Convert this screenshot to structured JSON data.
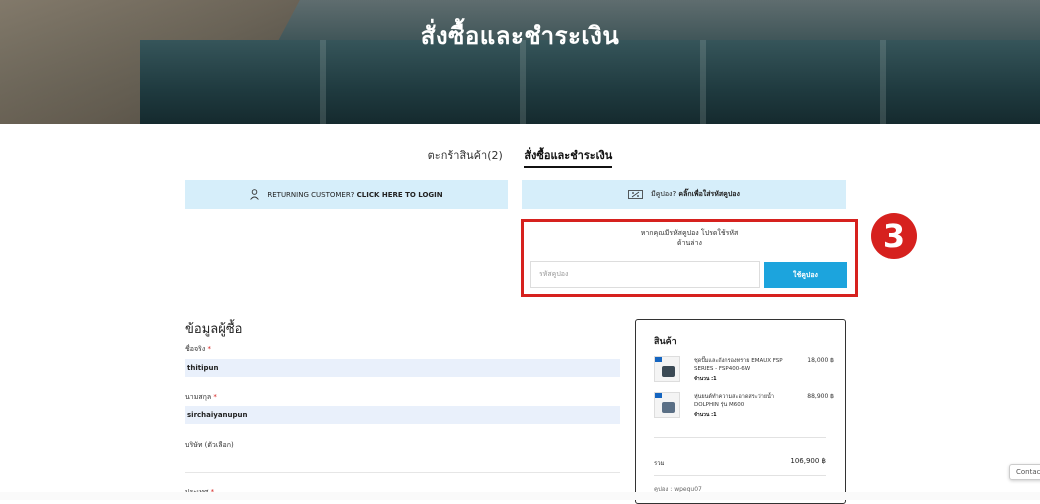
{
  "page": {
    "title": "สั่งซื้อและชำระเงิน"
  },
  "steps": {
    "cart": "ตะกร้าสินค้า(2)",
    "checkout": "สั่งซื้อและชำระเงิน"
  },
  "notices": {
    "login_prefix": "RETURNING CUSTOMER?",
    "login_link": "CLICK HERE TO LOGIN",
    "coupon_prefix": "มีคูปอง?",
    "coupon_link": "คลิ๊กเพื่อใส่รหัสคูปอง"
  },
  "coupon": {
    "message_line1": "หากคุณมีรหัสคูปอง โปรดใช้รหัส",
    "message_line2": "ด้านล่าง",
    "placeholder": "รหัสคูปอง",
    "apply_label": "ใช้คูปอง"
  },
  "annotation": {
    "step_number": "3"
  },
  "billing": {
    "title": "ข้อมูลผู้ซื้อ",
    "first_name_label": "ชื่อจริง",
    "first_name_value": "thitipun",
    "last_name_label": "นามสกุล",
    "last_name_value": "sirchaiyanupun",
    "company_label": "บริษัท (ตัวเลือก)",
    "country_label": "ประเทศ",
    "required_mark": "*"
  },
  "order": {
    "title": "สินค้า",
    "items": [
      {
        "name": "ชุดปั๊มและถังกรองทราย EMAUX FSP SERIES - FSP400-6W",
        "qty": "จำนวน :1",
        "price": "18,000 ฿"
      },
      {
        "name": "หุ่นยนต์ทำความสะอาดสระว่ายน้ำ DOLPHIN รุ่น M600",
        "qty": "จำนวน :1",
        "price": "88,900 ฿"
      }
    ],
    "subtotal_label": "รวม",
    "subtotal_value": "106,900 ฿",
    "coupon_applied": "คูปอง : wpequ07"
  },
  "widget": {
    "contact_label": "Contac"
  }
}
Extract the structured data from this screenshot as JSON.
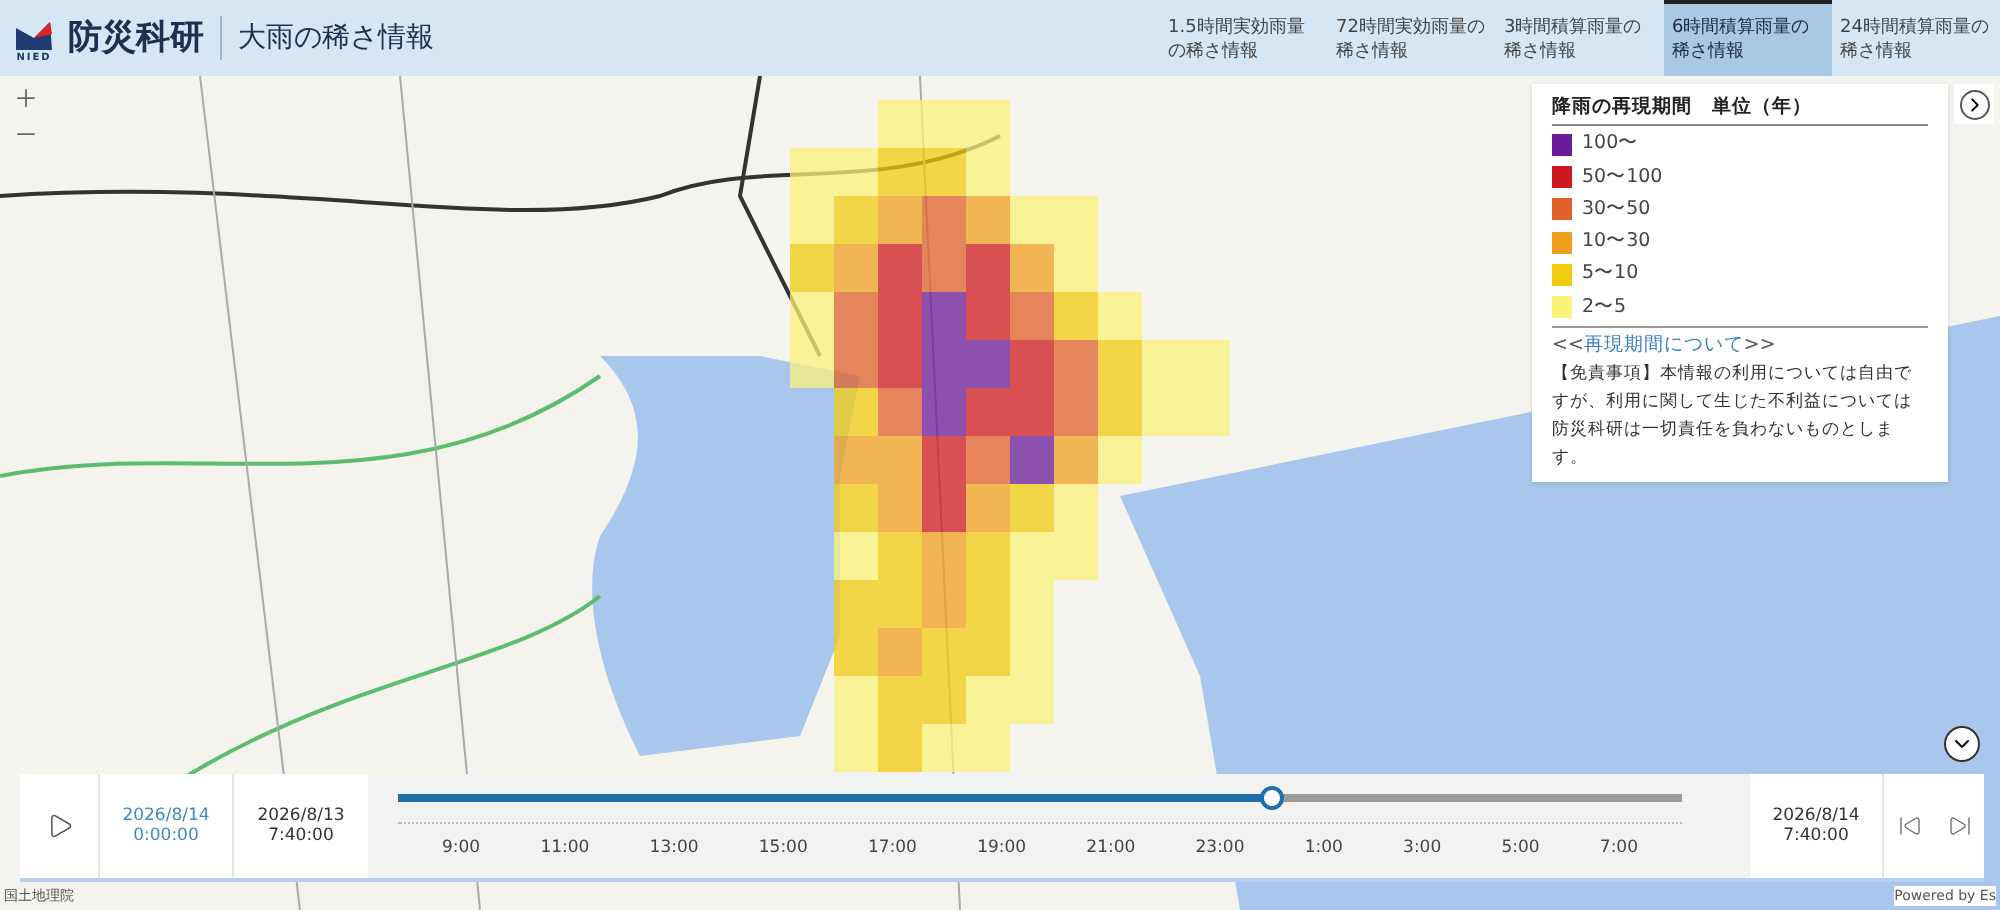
{
  "header": {
    "logo_text": "防災科研",
    "logo_sub": "NIED",
    "title": "大雨の稀さ情報"
  },
  "tabs": [
    {
      "label": "1.5時間実効雨量の稀さ情報",
      "selected": false
    },
    {
      "label": "72時間実効雨量の稀さ情報",
      "selected": false
    },
    {
      "label": "3時間積算雨量の稀さ情報",
      "selected": false
    },
    {
      "label": "6時間積算雨量の稀さ情報",
      "selected": true
    },
    {
      "label": "24時間積算雨量の稀さ情報",
      "selected": false
    }
  ],
  "legend": {
    "title": "降雨の再現期間　単位（年）",
    "items": [
      {
        "label": "100〜",
        "color": "#6a1b9a"
      },
      {
        "label": "50〜100",
        "color": "#d0191f"
      },
      {
        "label": "30〜50",
        "color": "#e0602a"
      },
      {
        "label": "10〜30",
        "color": "#f0a020"
      },
      {
        "label": "5〜10",
        "color": "#f2cc10"
      },
      {
        "label": "2〜5",
        "color": "#fbf27a"
      }
    ],
    "link_prefix": "<<",
    "link": "再現期間について",
    "link_suffix": ">>",
    "disclaimer": "【免責事項】本情報の利用については自由ですが、利用に関して生じた不利益については防災科研は一切責任を負わないものとします。"
  },
  "timeline": {
    "current_date": "2026/8/14",
    "current_time": "0:00:00",
    "start_date": "2026/8/13",
    "start_time": "7:40:00",
    "end_date": "2026/8/14",
    "end_time": "7:40:00",
    "level": 0.68,
    "ticks": [
      "9:00",
      "11:00",
      "13:00",
      "15:00",
      "17:00",
      "19:00",
      "21:00",
      "23:00",
      "1:00",
      "3:00",
      "5:00",
      "7:00"
    ]
  },
  "attribution_left": "国土地理院",
  "attribution_right": "Powered by Es"
}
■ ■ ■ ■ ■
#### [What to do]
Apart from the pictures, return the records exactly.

#### [Response for this exercise]
Convert this screenshot to structured JSON data.
{
  "page": {
    "title": "สั่งซื้อและชำระเงิน"
  },
  "steps": {
    "cart": "ตะกร้าสินค้า(2)",
    "checkout": "สั่งซื้อและชำระเงิน"
  },
  "notices": {
    "login_prefix": "RETURNING CUSTOMER?",
    "login_link": "CLICK HERE TO LOGIN",
    "coupon_prefix": "มีคูปอง?",
    "coupon_link": "คลิ๊กเพื่อใส่รหัสคูปอง"
  },
  "coupon": {
    "message_line1": "หากคุณมีรหัสคูปอง โปรดใช้รหัส",
    "message_line2": "ด้านล่าง",
    "placeholder": "รหัสคูปอง",
    "apply_label": "ใช้คูปอง"
  },
  "annotation": {
    "step_number": "3"
  },
  "billing": {
    "title": "ข้อมูลผู้ซื้อ",
    "first_name_label": "ชื่อจริง",
    "first_name_value": "thitipun",
    "last_name_label": "นามสกุล",
    "last_name_value": "sirchaiyanupun",
    "company_label": "บริษัท (ตัวเลือก)",
    "country_label": "ประเทศ",
    "required_mark": "*"
  },
  "order": {
    "title": "สินค้า",
    "items": [
      {
        "name": "ชุดปั๊มและถังกรองทราย EMAUX FSP SERIES - FSP400-6W",
        "qty": "จำนวน :1",
        "price": "18,000 ฿"
      },
      {
        "name": "หุ่นยนต์ทำความสะอาดสระว่ายน้ำ DOLPHIN รุ่น M600",
        "qty": "จำนวน :1",
        "price": "88,900 ฿"
      }
    ],
    "subtotal_label": "รวม",
    "subtotal_value": "106,900 ฿",
    "coupon_applied": "คูปอง : wpequ07"
  },
  "widget": {
    "contact_label": "Contac"
  }
}
Extract the structured data from this screenshot as JSON.
{
  "header": {
    "logo_text": "防災科研",
    "logo_sub": "NIED",
    "title": "大雨の稀さ情報"
  },
  "tabs": [
    {
      "label": "1.5時間実効雨量の稀さ情報",
      "selected": false
    },
    {
      "label": "72時間実効雨量の稀さ情報",
      "selected": false
    },
    {
      "label": "3時間積算雨量の稀さ情報",
      "selected": false
    },
    {
      "label": "6時間積算雨量の稀さ情報",
      "selected": true
    },
    {
      "label": "24時間積算雨量の稀さ情報",
      "selected": false
    }
  ],
  "legend": {
    "title": "降雨の再現期間　単位（年）",
    "items": [
      {
        "label": "100〜",
        "color": "#6a1b9a"
      },
      {
        "label": "50〜100",
        "color": "#d0191f"
      },
      {
        "label": "30〜50",
        "color": "#e0602a"
      },
      {
        "label": "10〜30",
        "color": "#f0a020"
      },
      {
        "label": "5〜10",
        "color": "#f2cc10"
      },
      {
        "label": "2〜5",
        "color": "#fbf27a"
      }
    ],
    "link_prefix": "<<",
    "link": "再現期間について",
    "link_suffix": ">>",
    "disclaimer": "【免責事項】本情報の利用については自由ですが、利用に関して生じた不利益については防災科研は一切責任を負わないものとします。"
  },
  "timeline": {
    "current_date": "2026/8/14",
    "current_time": "0:00:00",
    "start_date": "2026/8/13",
    "start_time": "7:40:00",
    "end_date": "2026/8/14",
    "end_time": "7:40:00",
    "level": 0.68,
    "ticks": [
      "9:00",
      "11:00",
      "13:00",
      "15:00",
      "17:00",
      "19:00",
      "21:00",
      "23:00",
      "1:00",
      "3:00",
      "5:00",
      "7:00"
    ]
  },
  "attribution_left": "国土地理院",
  "attribution_right": "Powered by Es"
}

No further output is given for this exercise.